*PROMPT:* Images do not belong in the copy; retype the rest of the entries below exactly.
DATA EXTRACT Block Start
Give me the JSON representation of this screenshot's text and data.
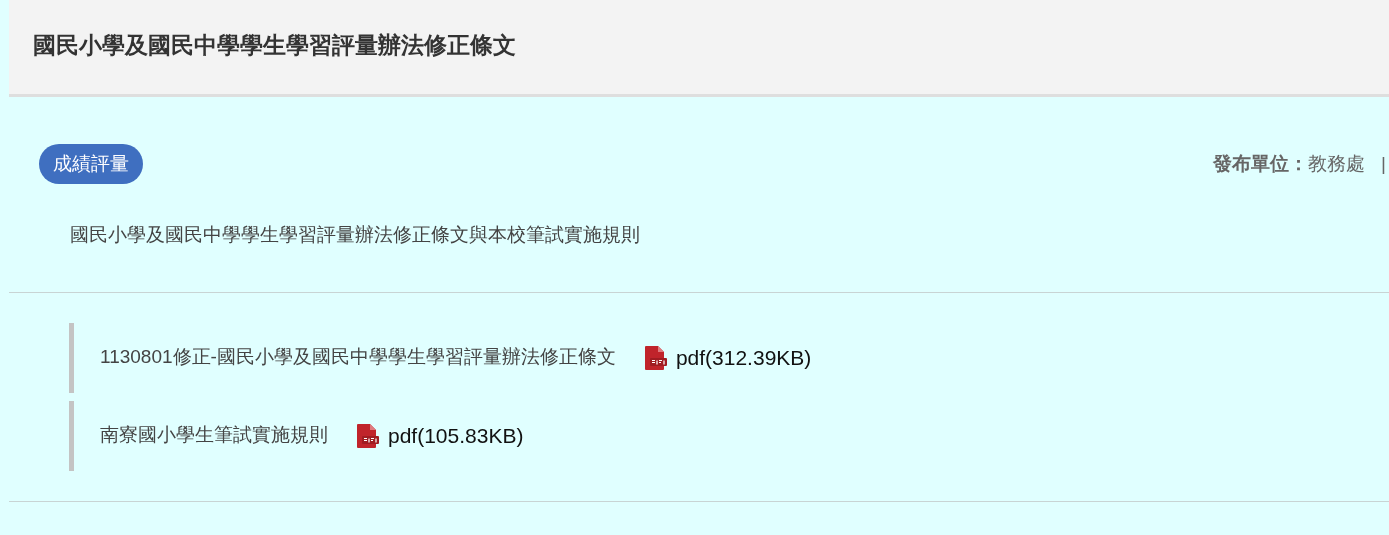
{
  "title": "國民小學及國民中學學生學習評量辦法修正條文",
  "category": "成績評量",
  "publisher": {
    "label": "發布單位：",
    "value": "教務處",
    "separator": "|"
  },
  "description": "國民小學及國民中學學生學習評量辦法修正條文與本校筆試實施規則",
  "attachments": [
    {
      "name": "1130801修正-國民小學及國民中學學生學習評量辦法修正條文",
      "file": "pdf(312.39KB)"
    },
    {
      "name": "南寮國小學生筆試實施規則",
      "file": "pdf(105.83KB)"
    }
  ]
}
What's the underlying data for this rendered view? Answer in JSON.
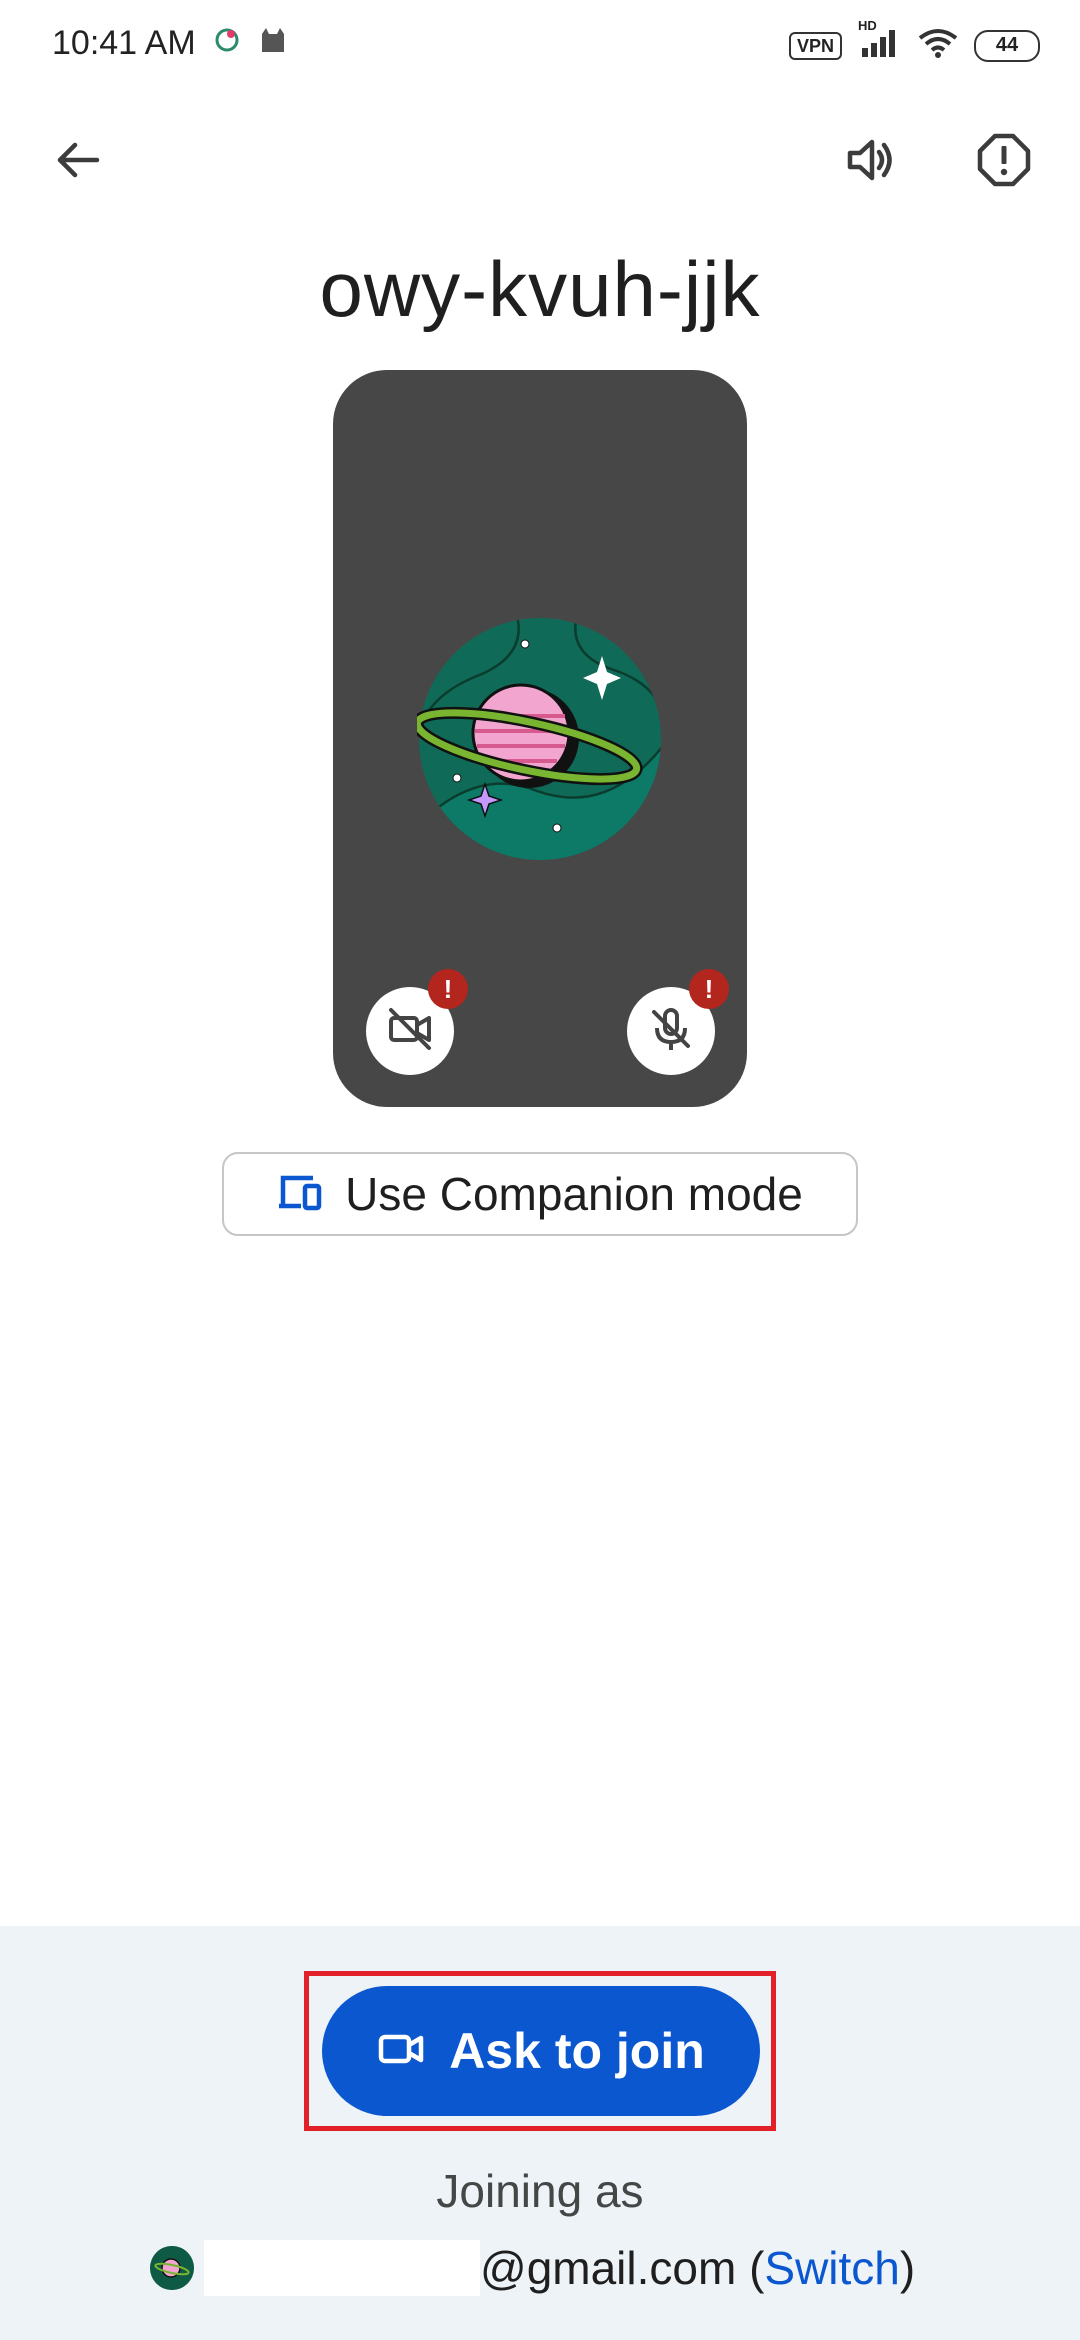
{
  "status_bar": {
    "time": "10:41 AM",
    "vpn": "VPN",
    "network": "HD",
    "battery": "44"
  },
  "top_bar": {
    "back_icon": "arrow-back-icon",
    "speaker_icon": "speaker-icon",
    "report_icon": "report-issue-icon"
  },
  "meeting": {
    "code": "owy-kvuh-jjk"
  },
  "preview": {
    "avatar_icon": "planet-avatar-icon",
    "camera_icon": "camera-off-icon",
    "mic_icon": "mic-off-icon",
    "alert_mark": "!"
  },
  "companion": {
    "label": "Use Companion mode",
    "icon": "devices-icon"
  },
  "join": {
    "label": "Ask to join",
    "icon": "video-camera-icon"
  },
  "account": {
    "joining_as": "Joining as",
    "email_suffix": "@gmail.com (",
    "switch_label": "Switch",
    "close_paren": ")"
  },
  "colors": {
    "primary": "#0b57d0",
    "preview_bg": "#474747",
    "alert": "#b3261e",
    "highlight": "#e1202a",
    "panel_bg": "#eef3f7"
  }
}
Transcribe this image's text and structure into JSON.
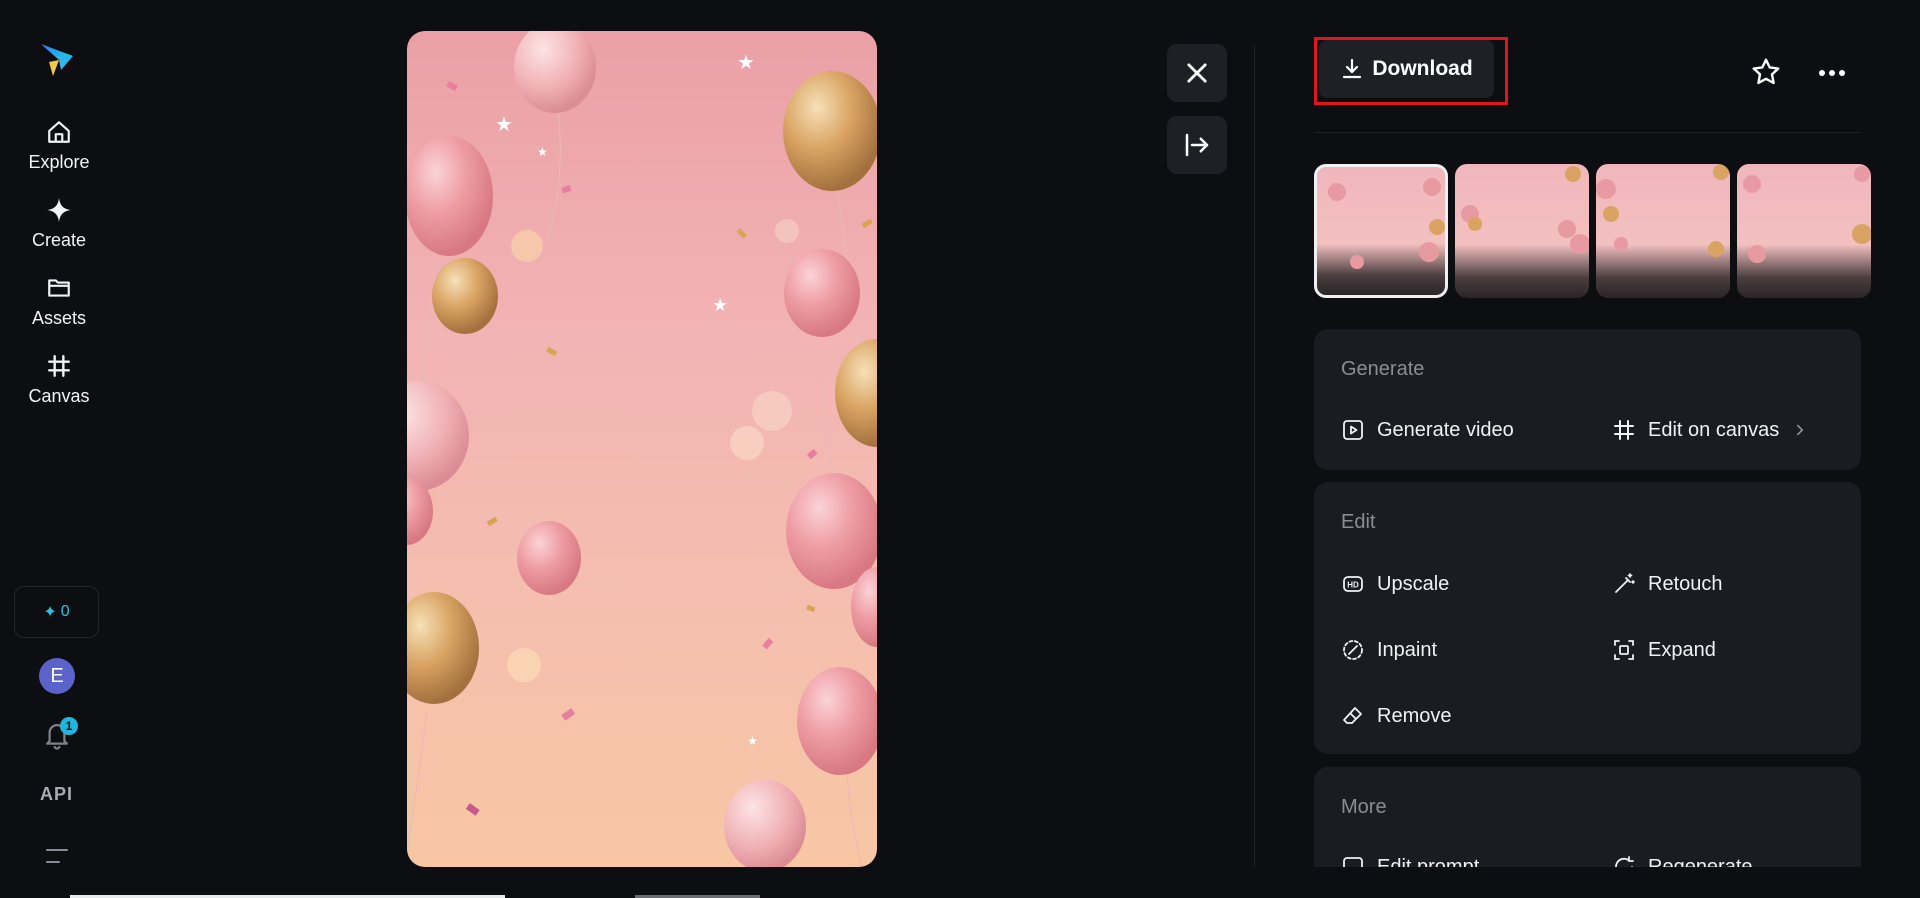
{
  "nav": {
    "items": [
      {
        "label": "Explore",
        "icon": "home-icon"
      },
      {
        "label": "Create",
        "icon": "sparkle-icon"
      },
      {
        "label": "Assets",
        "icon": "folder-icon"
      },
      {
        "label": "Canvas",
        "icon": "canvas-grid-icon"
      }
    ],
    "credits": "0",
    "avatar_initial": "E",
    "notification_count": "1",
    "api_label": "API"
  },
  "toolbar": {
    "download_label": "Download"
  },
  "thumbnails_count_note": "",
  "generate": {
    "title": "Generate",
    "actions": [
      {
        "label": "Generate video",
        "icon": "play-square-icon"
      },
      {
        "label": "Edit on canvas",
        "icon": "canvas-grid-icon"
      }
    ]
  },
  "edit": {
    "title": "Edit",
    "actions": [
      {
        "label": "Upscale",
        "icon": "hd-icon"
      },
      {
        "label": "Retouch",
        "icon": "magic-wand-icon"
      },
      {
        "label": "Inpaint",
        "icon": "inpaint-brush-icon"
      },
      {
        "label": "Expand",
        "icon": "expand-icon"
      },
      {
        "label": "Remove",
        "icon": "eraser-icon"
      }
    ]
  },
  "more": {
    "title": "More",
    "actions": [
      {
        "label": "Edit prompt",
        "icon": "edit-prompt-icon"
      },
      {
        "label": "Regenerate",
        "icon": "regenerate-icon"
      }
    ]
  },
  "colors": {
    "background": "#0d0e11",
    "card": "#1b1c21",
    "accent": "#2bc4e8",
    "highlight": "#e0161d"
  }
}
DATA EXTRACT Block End
*PROBLEM SOLUTION:*
Give me the JSON representation of this screenshot's text and data.
{
  "title": "國民小學及國民中學學生學習評量辦法修正條文",
  "category": "成績評量",
  "publisher": {
    "label": "發布單位：",
    "value": "教務處",
    "separator": "|"
  },
  "description": "國民小學及國民中學學生學習評量辦法修正條文與本校筆試實施規則",
  "attachments": [
    {
      "name": "1130801修正-國民小學及國民中學學生學習評量辦法修正條文",
      "file": "pdf(312.39KB)"
    },
    {
      "name": "南寮國小學生筆試實施規則",
      "file": "pdf(105.83KB)"
    }
  ]
}
What's the underlying data for this rendered view? Answer in JSON.
{
  "status_bar": {
    "time": "10:41 AM",
    "vpn": "VPN",
    "network": "HD",
    "battery": "44"
  },
  "top_bar": {
    "back_icon": "arrow-back-icon",
    "speaker_icon": "speaker-icon",
    "report_icon": "report-issue-icon"
  },
  "meeting": {
    "code": "owy-kvuh-jjk"
  },
  "preview": {
    "avatar_icon": "planet-avatar-icon",
    "camera_icon": "camera-off-icon",
    "mic_icon": "mic-off-icon",
    "alert_mark": "!"
  },
  "companion": {
    "label": "Use Companion mode",
    "icon": "devices-icon"
  },
  "join": {
    "label": "Ask to join",
    "icon": "video-camera-icon"
  },
  "account": {
    "joining_as": "Joining as",
    "email_suffix": "@gmail.com (",
    "switch_label": "Switch",
    "close_paren": ")"
  },
  "colors": {
    "primary": "#0b57d0",
    "preview_bg": "#474747",
    "alert": "#b3261e",
    "highlight": "#e1202a",
    "panel_bg": "#eef3f7"
  }
}
Transcribe this image's text and structure into JSON.
{
  "nav": {
    "items": [
      {
        "label": "Explore",
        "icon": "home-icon"
      },
      {
        "label": "Create",
        "icon": "sparkle-icon"
      },
      {
        "label": "Assets",
        "icon": "folder-icon"
      },
      {
        "label": "Canvas",
        "icon": "canvas-grid-icon"
      }
    ],
    "credits": "0",
    "avatar_initial": "E",
    "notification_count": "1",
    "api_label": "API"
  },
  "toolbar": {
    "download_label": "Download"
  },
  "thumbnails_count_note": "",
  "generate": {
    "title": "Generate",
    "actions": [
      {
        "label": "Generate video",
        "icon": "play-square-icon"
      },
      {
        "label": "Edit on canvas",
        "icon": "canvas-grid-icon"
      }
    ]
  },
  "edit": {
    "title": "Edit",
    "actions": [
      {
        "label": "Upscale",
        "icon": "hd-icon"
      },
      {
        "label": "Retouch",
        "icon": "magic-wand-icon"
      },
      {
        "label": "Inpaint",
        "icon": "inpaint-brush-icon"
      },
      {
        "label": "Expand",
        "icon": "expand-icon"
      },
      {
        "label": "Remove",
        "icon": "eraser-icon"
      }
    ]
  },
  "more": {
    "title": "More",
    "actions": [
      {
        "label": "Edit prompt",
        "icon": "edit-prompt-icon"
      },
      {
        "label": "Regenerate",
        "icon": "regenerate-icon"
      }
    ]
  },
  "colors": {
    "background": "#0d0e11",
    "card": "#1b1c21",
    "accent": "#2bc4e8",
    "highlight": "#e0161d"
  }
}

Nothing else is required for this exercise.